Marine Le Pen’s National Front party promised to pull France out of the Euro if they came to power and as the party breezed through the first round of voting, there was growing sensationalism among mainstream media sources suggesting that the Euro would be rocked by a surprise outcome. However, ultimately Le Pen’s party failed to come to power.
Focus then shifted to the German elections where the far right AfD party saw a similar surge in support. Once again, mainstream media highlighted that the Eurozone was on the brink and the Euro would collapse. However, as with the French elections, the election passed without the AfD coming to power, although they did secure seats in the Bundestag for the first time, gaining over 10% of the vote.

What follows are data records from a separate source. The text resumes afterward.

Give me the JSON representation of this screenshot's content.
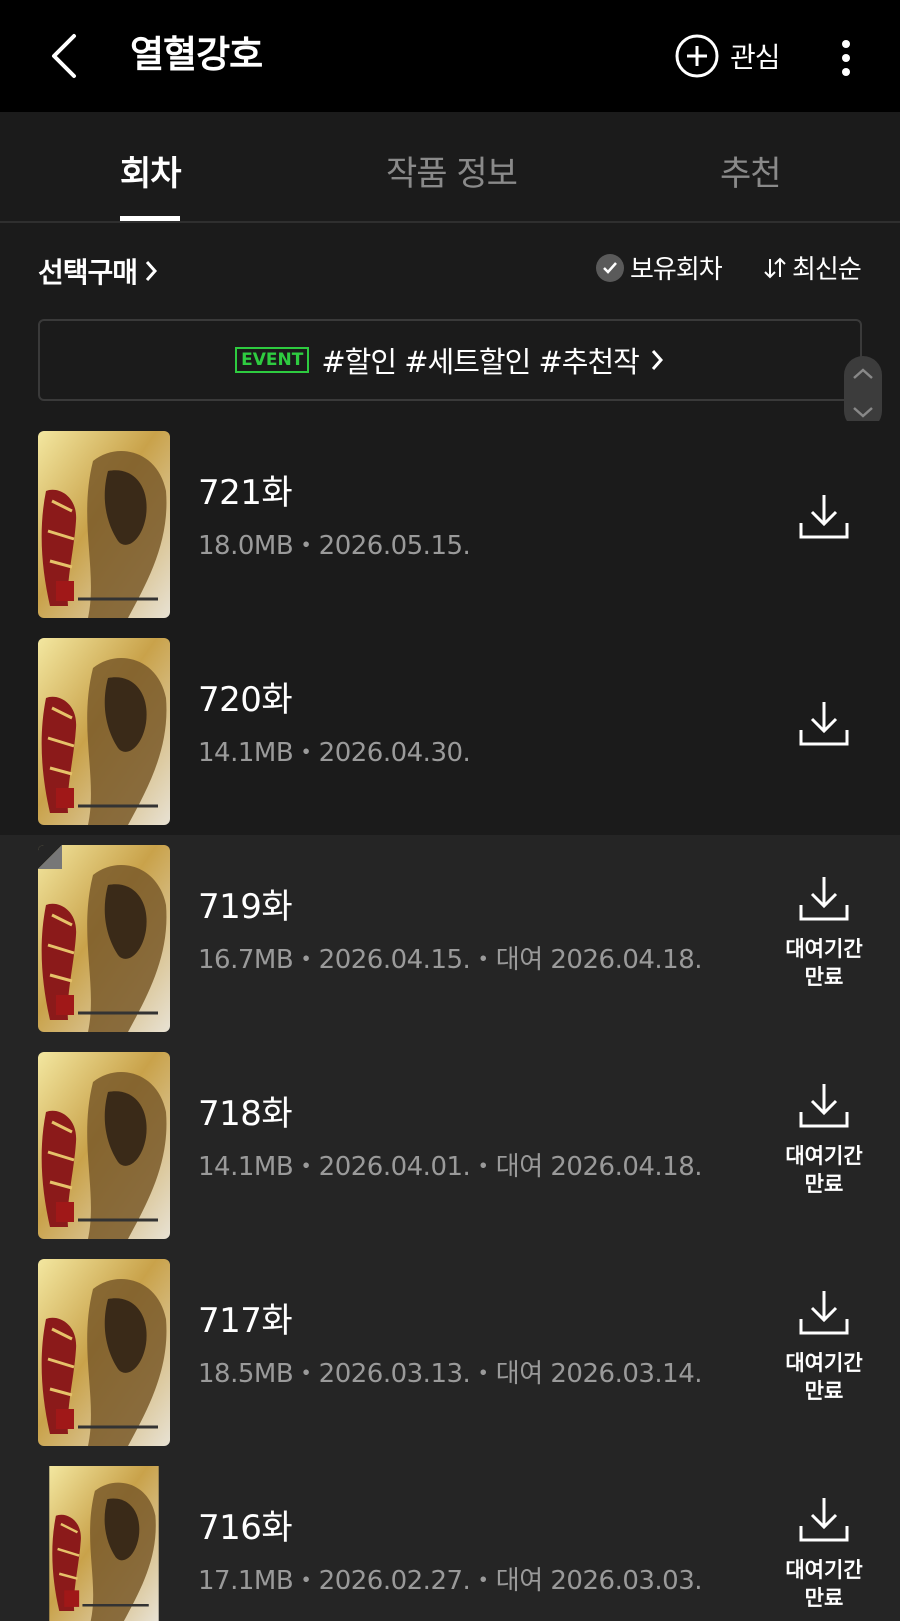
{
  "appbar": {
    "title": "열혈강호",
    "favorite_label": "관심"
  },
  "tabs": [
    "회차",
    "작품 정보",
    "추천"
  ],
  "filter": {
    "select_buy": "선택구매",
    "owned": "보유회차",
    "sort": "최신순"
  },
  "event": {
    "tag": "EVENT",
    "text": "#할인 #세트할인 #추천작"
  },
  "episodes": [
    {
      "title": "721화",
      "meta": "18.0MB・2026.05.15.",
      "rental": false
    },
    {
      "title": "720화",
      "meta": "14.1MB・2026.04.30.",
      "rental": false
    },
    {
      "title": "719화",
      "meta": "16.7MB・2026.04.15.・대여 2026.04.18.",
      "rental": true,
      "expire_line1": "대여기간",
      "expire_line2": "만료"
    },
    {
      "title": "718화",
      "meta": "14.1MB・2026.04.01.・대여 2026.04.18.",
      "rental": true,
      "expire_line1": "대여기간",
      "expire_line2": "만료"
    },
    {
      "title": "717화",
      "meta": "18.5MB・2026.03.13.・대여 2026.03.14.",
      "rental": true,
      "expire_line1": "대여기간",
      "expire_line2": "만료"
    },
    {
      "title": "716화",
      "meta": "17.1MB・2026.02.27.・대여 2026.03.03.",
      "rental": true,
      "expire_line1": "대여기간",
      "expire_line2": "만료"
    }
  ],
  "colors": {
    "event_green": "#2ecc40",
    "rented_bg": "#252525"
  },
  "icons": [
    "back-arrow-icon",
    "plus-circle-icon",
    "more-vert-icon",
    "chevron-right-icon",
    "check-icon",
    "sort-icon",
    "download-icon",
    "scroll-up-icon",
    "scroll-down-icon"
  ]
}
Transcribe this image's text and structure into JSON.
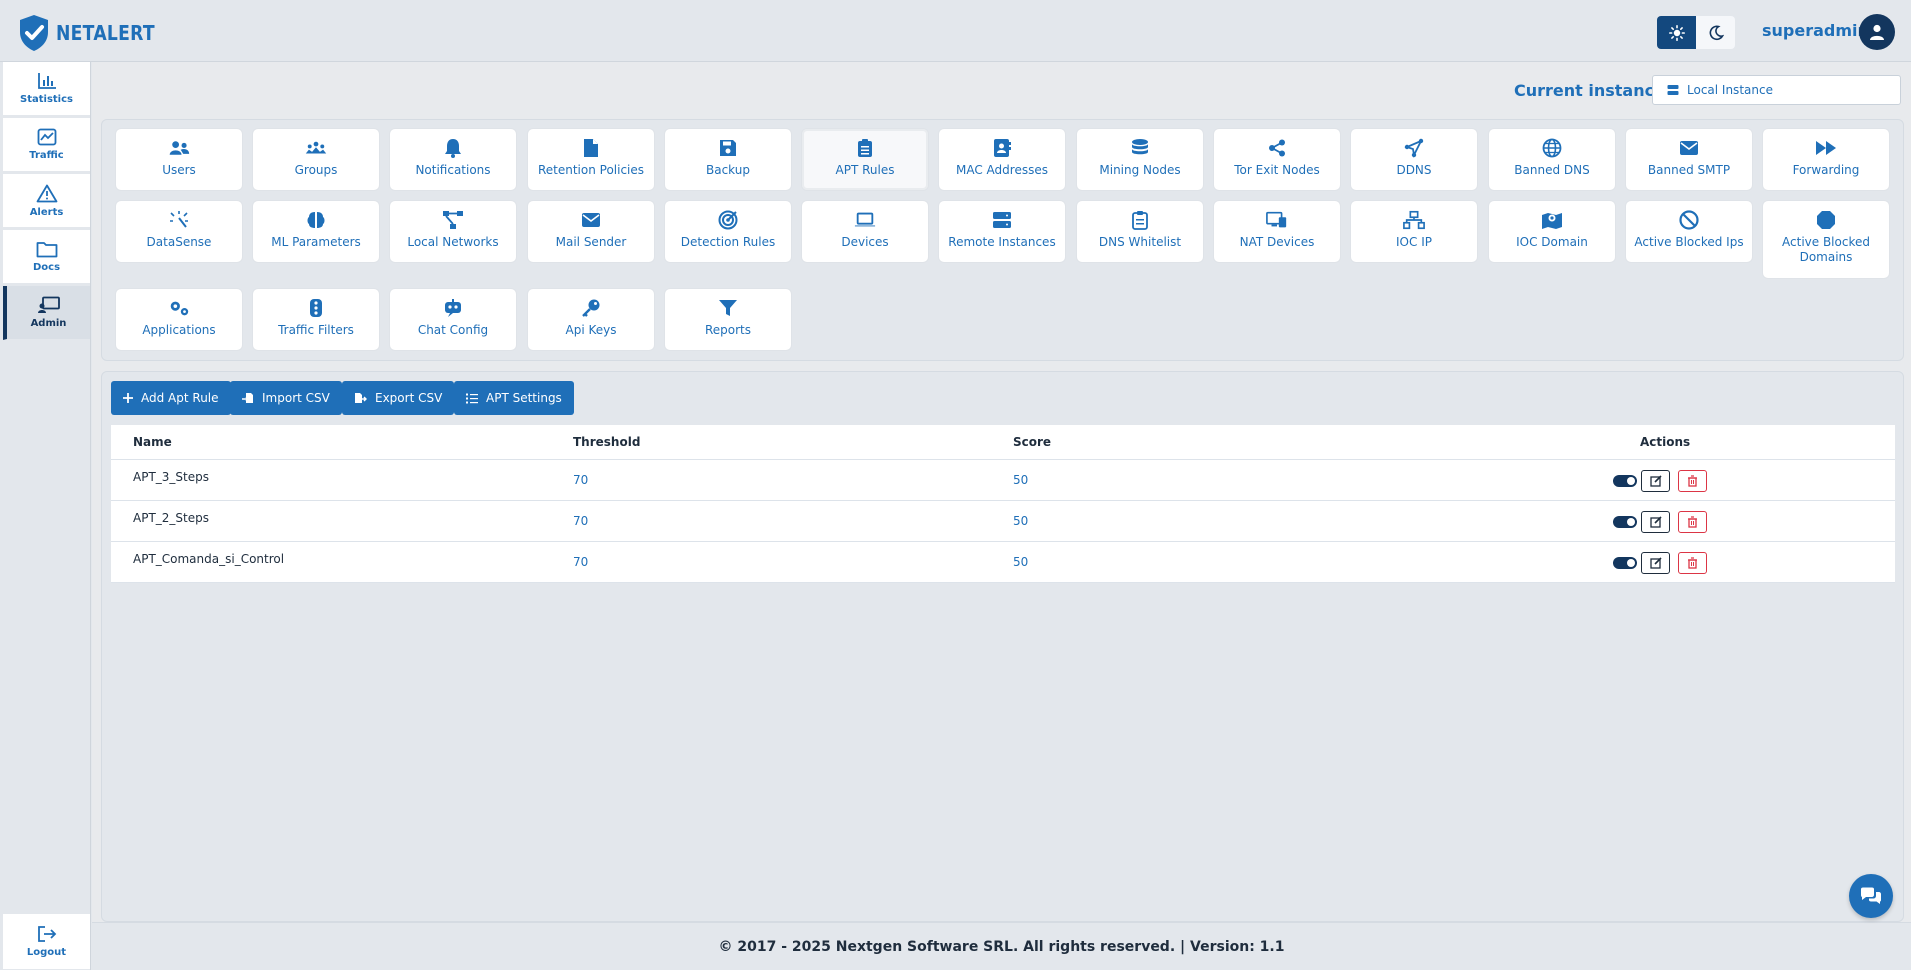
{
  "app": {
    "name": "NETALERT"
  },
  "header": {
    "username": "superadmin",
    "theme": {
      "light": "sun-icon",
      "dark": "moon-icon",
      "active": "light"
    }
  },
  "sidebar": {
    "items": [
      {
        "label": "Statistics",
        "icon": "bar-chart-icon"
      },
      {
        "label": "Traffic",
        "icon": "line-chart-icon"
      },
      {
        "label": "Alerts",
        "icon": "warning-icon"
      },
      {
        "label": "Docs",
        "icon": "folder-icon"
      },
      {
        "label": "Admin",
        "icon": "admin-icon",
        "active": true
      }
    ],
    "logout": "Logout"
  },
  "instance": {
    "label": "Current instance:",
    "value": "Local Instance"
  },
  "tiles": [
    "Users",
    "Groups",
    "Notifications",
    "Retention Policies",
    "Backup",
    "APT Rules",
    "MAC Addresses",
    "Mining Nodes",
    "Tor Exit Nodes",
    "DDNS",
    "Banned DNS",
    "Banned SMTP",
    "Forwarding",
    "DataSense",
    "ML Parameters",
    "Local Networks",
    "Mail Sender",
    "Detection Rules",
    "Devices",
    "Remote Instances",
    "DNS Whitelist",
    "NAT Devices",
    "IOC IP",
    "IOC Domain",
    "Active Blocked Ips",
    "Active Blocked Domains",
    "Applications",
    "Traffic Filters",
    "Chat Config",
    "Api Keys",
    "Reports"
  ],
  "selected_tile": "APT Rules",
  "toolbar": {
    "add": "Add Apt Rule",
    "import": "Import CSV",
    "export": "Export CSV",
    "settings": "APT Settings"
  },
  "table": {
    "columns": [
      "Name",
      "Threshold",
      "Score",
      "Actions"
    ],
    "rows": [
      {
        "name": "APT_3_Steps",
        "threshold": "70",
        "score": "50",
        "enabled": true
      },
      {
        "name": "APT_2_Steps",
        "threshold": "70",
        "score": "50",
        "enabled": true
      },
      {
        "name": "APT_Comanda_si_Control",
        "threshold": "70",
        "score": "50",
        "enabled": true
      }
    ]
  },
  "footer": "© 2017 - 2025 Nextgen Software SRL. All rights reserved. | Version: 1.1",
  "colors": {
    "primary": "#1f6fb8",
    "dark": "#13365e",
    "danger": "#dc3545",
    "background": "#e3e7ec"
  }
}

In smaller elections such as the Dutch and Austrian elections, populist parties were also defeated meaning that all the fear and bluster being peddled at the start of the year had virtually passed by summer and was then forgotten into the second half of the year. The Euro remained unscathed and continued to strengthen over the year.
EURUSD rose from a starting level of 1.05 to a high of 1.20, defying calls at the start of the year that parity would be the next key milestone for the pair.
Staying in Europe then, the next key theme at the start of the year and one of the big consensus calls was that the UK economy would disintegrate due to Brexit and that negotiations would fail leaving the UK to crash out of the EU without securing a trade deal. Many investment banks were highlighting the catastrophic risks from Brexit, saying that the UK would become a second-class economy.
However, UK data following the Brexit referendum remained strong and over the year, the UK economy has visibly strengthened with growth and inflation both rising, Unemployment falling and manufacturing and service sector strength remaining buoyant.
Indeed, the market was taken by surprise as the BOE began striking a much more hawkish tone in its meetings, highlighting the likelihood of a rate rise being necessary given the trajectory of the economy. As data continued to highlight economic strength, despite admitting the risks from Brexit, the bank moved rates higher for the first time in a decade in November and raised its inflation and growth outlook.
After opening the year around 1.2350 GBPUSD traded back up to a high of 1.3560s, and is currently sitting around 1.34, still over a thousand pips higher on the year.